Probe Doesn't Include Statements From Other Passengers On
The Federal Aviation Administration
has cleared US Airways of wrongdoing in an investigation of whether
the carrier served alcohol to an already-intoxicated passenger,
which resulted in his death as well as the deaths as a family of
Dana Papst was on a US Airways flight to Albuquerque, NM in
November 2006, and was served alcohol. After disembarking, Papst
got into his vehicle, turned the wrong way on Interstate 25 near
Santa Fe and struck a vehicle three hours later -- killing himself
and five members of a New Mexico family in a head-on collision.
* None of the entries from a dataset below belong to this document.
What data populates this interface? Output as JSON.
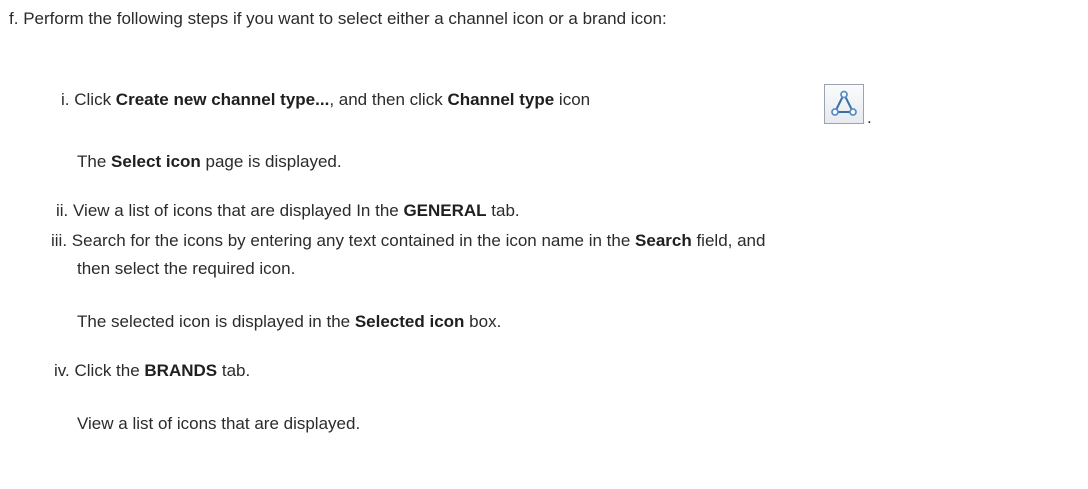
{
  "steps": {
    "f": {
      "marker": "f.",
      "text": "Perform the following steps if you want to select either a channel icon or a brand icon:"
    },
    "i": {
      "marker": "i.",
      "text_1": "Click ",
      "bold_1": "Create new channel type...",
      "text_2": ", and then click ",
      "bold_2": "Channel type",
      "text_3": " icon",
      "icon": "channel-type-icon",
      "trailing": ".",
      "result_prefix": "The ",
      "result_bold": "Select icon",
      "result_suffix": " page is displayed."
    },
    "ii": {
      "marker": "ii.",
      "text_1": "View a list of icons that are displayed In the ",
      "bold_1": "GENERAL",
      "text_2": " tab."
    },
    "iii": {
      "marker": "iii.",
      "text_1": "Search for the icons by entering any text contained in the icon name in the ",
      "bold_1": "Search",
      "text_2": " field, and",
      "text_3": "then select the required icon.",
      "result_prefix": "The selected icon is displayed in the ",
      "result_bold": "Selected icon",
      "result_suffix": " box."
    },
    "iv": {
      "marker": "iv.",
      "text_1": "Click the ",
      "bold_1": "BRANDS",
      "text_2": " tab.",
      "result": "View a list of icons that are displayed."
    }
  },
  "colors": {
    "text": "#2b2b2b",
    "icon_stroke": "#3a6ea5",
    "icon_node": "#5b8fc7"
  }
}
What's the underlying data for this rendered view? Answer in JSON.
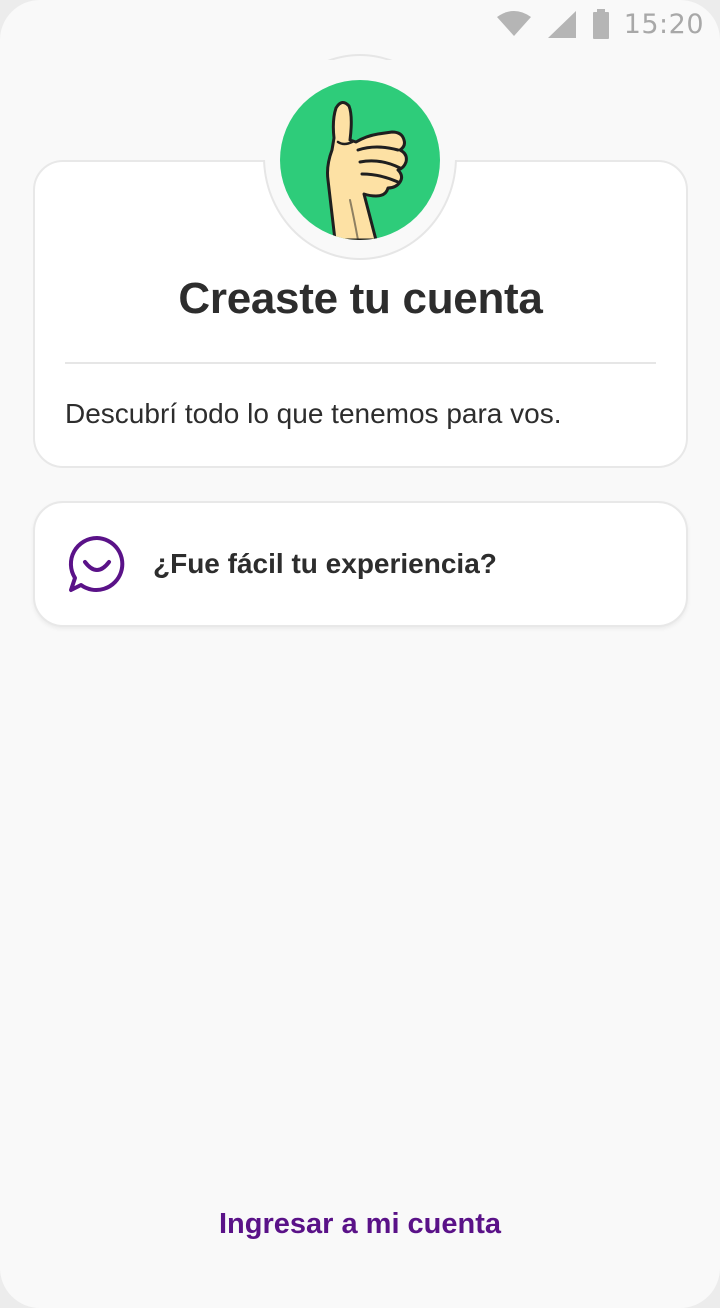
{
  "status_bar": {
    "time": "15:20",
    "icons": [
      "wifi-icon",
      "signal-icon",
      "battery-icon"
    ]
  },
  "success_card": {
    "icon": "thumbs-up-icon",
    "title": "Creaste tu cuenta",
    "message": "Descubrí todo lo que tenemos para vos."
  },
  "feedback_card": {
    "icon": "chat-smile-icon",
    "label": "¿Fue fácil tu experiencia?"
  },
  "footer": {
    "login_link": "Ingresar a mi cuenta"
  },
  "colors": {
    "background": "#f9f9f9",
    "badge_green": "#2ecc7a",
    "accent_purple": "#5a1288",
    "text": "#2d2d2d"
  }
}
His
blood alcohol level was four times the legal limit, as ANN reported.
Police said Papst also bought beer at a Bernalillo, NM
convenience store after the flight.
According to the Santa Fe New Mexican, the FAA investigation
included statements from carrier employees, all of whom said they
did not see any indication of intoxication in Papst, but didn't
include any interviews or statements from other passengers on that
flight, who have said Papst appeared to be intoxicated.
FAA spokesman Roland Herwig told the Associated Press says there
would be no official comment available until Monday.
New Mexico Governor Bill Richardson criticized the FAA, saying
the agency should have conducted a more thorough investigation and
says the outcome is not surprising given no passenger testimony was
taken into consideration.
"This tragic incident is an example of why states must be more
involved in regulating the serving of alcohol on airlines that fly
into our state and have a direct impact on the public safety of New
Mexico citizens," he said.
Following the crash, department officials reviewed airline
liquor licenses, discovering US Airways was among several airlines
that lacked state licenses, as ANN reported.
State officials cited US Airways in January in connection with
the Papst accident, and prohibited the airline from serving liquor
on New Mexico flights until the airline received a state liquor
license and granted the carrier a 90-day temporary license.
One day before the temporary license was set to expire, state
officials refused to grant an extension.
"US Airways has done little,
if anything, to consider implementing the state's required alcohol
server training to identify alcohol impaired or intoxicated
passengers," the state Regulation and Licensing Department said in
denying the extension.
US Airways Vice President Michael Minerva responded saying the
company hadn't yet had a chance to incorporate any of the state's
materials because the airline trains new flight attendants in
September; there hasn't been a new class since the Papst crash.
But, the company is considering the state's training program.
According to the AP, Papst had five DWI arrests prior to the